WHAT IS REQUIRED:
Please reproduce the full set of data below exactly.

INPUT FOR THIS TASK:
● ● ●

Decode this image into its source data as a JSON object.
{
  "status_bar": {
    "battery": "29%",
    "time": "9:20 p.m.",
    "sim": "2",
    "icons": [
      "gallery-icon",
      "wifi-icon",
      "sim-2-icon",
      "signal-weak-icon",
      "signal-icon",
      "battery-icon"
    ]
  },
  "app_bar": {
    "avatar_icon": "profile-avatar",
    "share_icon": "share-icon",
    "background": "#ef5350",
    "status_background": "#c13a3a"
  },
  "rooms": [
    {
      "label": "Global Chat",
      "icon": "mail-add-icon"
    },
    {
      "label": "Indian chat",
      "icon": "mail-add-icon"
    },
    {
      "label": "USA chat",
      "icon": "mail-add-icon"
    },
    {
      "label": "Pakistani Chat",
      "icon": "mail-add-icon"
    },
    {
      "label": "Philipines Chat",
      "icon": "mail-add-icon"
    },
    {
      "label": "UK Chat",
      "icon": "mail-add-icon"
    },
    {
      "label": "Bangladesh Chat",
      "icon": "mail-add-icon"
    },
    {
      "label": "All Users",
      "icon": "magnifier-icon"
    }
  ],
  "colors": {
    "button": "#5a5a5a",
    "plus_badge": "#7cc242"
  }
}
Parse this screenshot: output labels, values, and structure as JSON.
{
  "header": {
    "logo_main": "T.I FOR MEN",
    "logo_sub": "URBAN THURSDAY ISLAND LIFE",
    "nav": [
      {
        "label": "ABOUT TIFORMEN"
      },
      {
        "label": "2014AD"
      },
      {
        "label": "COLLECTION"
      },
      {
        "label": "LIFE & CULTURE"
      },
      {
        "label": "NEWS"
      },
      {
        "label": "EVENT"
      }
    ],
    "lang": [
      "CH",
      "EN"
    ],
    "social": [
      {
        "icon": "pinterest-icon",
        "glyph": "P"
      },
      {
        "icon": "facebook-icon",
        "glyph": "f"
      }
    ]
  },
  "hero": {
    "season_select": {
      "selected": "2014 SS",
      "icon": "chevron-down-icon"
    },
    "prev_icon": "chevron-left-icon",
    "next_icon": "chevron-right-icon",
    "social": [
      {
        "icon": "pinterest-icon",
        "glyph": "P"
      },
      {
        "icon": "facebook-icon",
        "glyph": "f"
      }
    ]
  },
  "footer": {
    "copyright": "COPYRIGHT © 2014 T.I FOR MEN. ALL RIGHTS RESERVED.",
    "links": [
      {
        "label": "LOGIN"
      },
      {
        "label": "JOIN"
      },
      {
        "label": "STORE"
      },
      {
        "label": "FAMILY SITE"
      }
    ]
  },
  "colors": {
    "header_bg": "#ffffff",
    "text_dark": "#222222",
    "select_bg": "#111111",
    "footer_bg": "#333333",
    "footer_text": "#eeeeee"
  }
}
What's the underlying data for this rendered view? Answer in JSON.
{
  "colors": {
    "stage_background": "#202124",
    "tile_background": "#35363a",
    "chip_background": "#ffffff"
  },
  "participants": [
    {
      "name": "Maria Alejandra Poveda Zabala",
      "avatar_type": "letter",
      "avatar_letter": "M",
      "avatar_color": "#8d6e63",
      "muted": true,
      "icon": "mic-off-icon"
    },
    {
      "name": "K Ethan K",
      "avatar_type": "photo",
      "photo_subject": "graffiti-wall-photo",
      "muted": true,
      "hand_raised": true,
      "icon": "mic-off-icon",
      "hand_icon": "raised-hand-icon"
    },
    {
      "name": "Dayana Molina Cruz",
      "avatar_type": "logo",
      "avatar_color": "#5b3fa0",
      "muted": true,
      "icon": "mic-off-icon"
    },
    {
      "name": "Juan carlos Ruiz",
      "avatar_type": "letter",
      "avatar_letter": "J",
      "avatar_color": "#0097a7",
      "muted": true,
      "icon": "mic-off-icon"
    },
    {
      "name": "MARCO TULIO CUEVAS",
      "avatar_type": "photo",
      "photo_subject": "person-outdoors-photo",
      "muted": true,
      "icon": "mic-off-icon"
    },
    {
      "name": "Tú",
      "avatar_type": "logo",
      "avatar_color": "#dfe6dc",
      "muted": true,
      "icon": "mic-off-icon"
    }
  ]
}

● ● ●

COMPLETED TASK:
Decode this image into its source data as a JSON object.
{
  "status_bar": {
    "battery": "29%",
    "time": "9:20 p.m.",
    "sim": "2",
    "icons": [
      "gallery-icon",
      "wifi-icon",
      "sim-2-icon",
      "signal-weak-icon",
      "signal-icon",
      "battery-icon"
    ]
  },
  "app_bar": {
    "avatar_icon": "profile-avatar",
    "share_icon": "share-icon",
    "background": "#ef5350",
    "status_background": "#c13a3a"
  },
  "rooms": [
    {
      "label": "Global Chat",
      "icon": "mail-add-icon"
    },
    {
      "label": "Indian chat",
      "icon": "mail-add-icon"
    },
    {
      "label": "USA chat",
      "icon": "mail-add-icon"
    },
    {
      "label": "Pakistani Chat",
      "icon": "mail-add-icon"
    },
    {
      "label": "Philipines Chat",
      "icon": "mail-add-icon"
    },
    {
      "label": "UK Chat",
      "icon": "mail-add-icon"
    },
    {
      "label": "Bangladesh Chat",
      "icon": "mail-add-icon"
    },
    {
      "label": "All Users",
      "icon": "magnifier-icon"
    }
  ],
  "colors": {
    "button": "#5a5a5a",
    "plus_badge": "#7cc242"
  }
}
Parse this screenshot: output labels, values, and structure as JSON.
{
  "header": {
    "logo_main": "T.I FOR MEN",
    "logo_sub": "URBAN THURSDAY ISLAND LIFE",
    "nav": [
      {
        "label": "ABOUT TIFORMEN"
      },
      {
        "label": "2014AD"
      },
      {
        "label": "COLLECTION"
      },
      {
        "label": "LIFE & CULTURE"
      },
      {
        "label": "NEWS"
      },
      {
        "label": "EVENT"
      }
    ],
    "lang": [
      "CH",
      "EN"
    ],
    "social": [
      {
        "icon": "pinterest-icon",
        "glyph": "P"
      },
      {
        "icon": "facebook-icon",
        "glyph": "f"
      }
    ]
  },
  "hero": {
    "season_select": {
      "selected": "2014 SS",
      "icon": "chevron-down-icon"
    },
    "prev_icon": "chevron-left-icon",
    "next_icon": "chevron-right-icon",
    "social": [
      {
        "icon": "pinterest-icon",
        "glyph": "P"
      },
      {
        "icon": "facebook-icon",
        "glyph": "f"
      }
    ]
  },
  "footer": {
    "copyright": "COPYRIGHT © 2014 T.I FOR MEN. ALL RIGHTS RESERVED.",
    "links": [
      {
        "label": "LOGIN"
      },
      {
        "label": "JOIN"
      },
      {
        "label": "STORE"
      },
      {
        "label": "FAMILY SITE"
      }
    ]
  },
  "colors": {
    "header_bg": "#ffffff",
    "text_dark": "#222222",
    "select_bg": "#111111",
    "footer_bg": "#333333",
    "footer_text": "#eeeeee"
  }
}
What's the underlying data for this rendered view? Answer in JSON.
{
  "colors": {
    "stage_background": "#202124",
    "tile_background": "#35363a",
    "chip_background": "#ffffff"
  },
  "participants": [
    {
      "name": "Maria Alejandra Poveda Zabala",
      "avatar_type": "letter",
      "avatar_letter": "M",
      "avatar_color": "#8d6e63",
      "muted": true,
      "icon": "mic-off-icon"
    },
    {
      "name": "K Ethan K",
      "avatar_type": "photo",
      "photo_subject": "graffiti-wall-photo",
      "muted": true,
      "hand_raised": true,
      "icon": "mic-off-icon",
      "hand_icon": "raised-hand-icon"
    },
    {
      "name": "Dayana Molina Cruz",
      "avatar_type": "logo",
      "avatar_color": "#5b3fa0",
      "muted": true,
      "icon": "mic-off-icon"
    },
    {
      "name": "Juan carlos Ruiz",
      "avatar_type": "letter",
      "avatar_letter": "J",
      "avatar_color": "#0097a7",
      "muted": true,
      "icon": "mic-off-icon"
    },
    {
      "name": "MARCO TULIO CUEVAS",
      "avatar_type": "photo",
      "photo_subject": "person-outdoors-photo",
      "muted": true,
      "icon": "mic-off-icon"
    },
    {
      "name": "Tú",
      "avatar_type": "logo",
      "avatar_color": "#dfe6dc",
      "muted": true,
      "icon": "mic-off-icon"
    }
  ]
}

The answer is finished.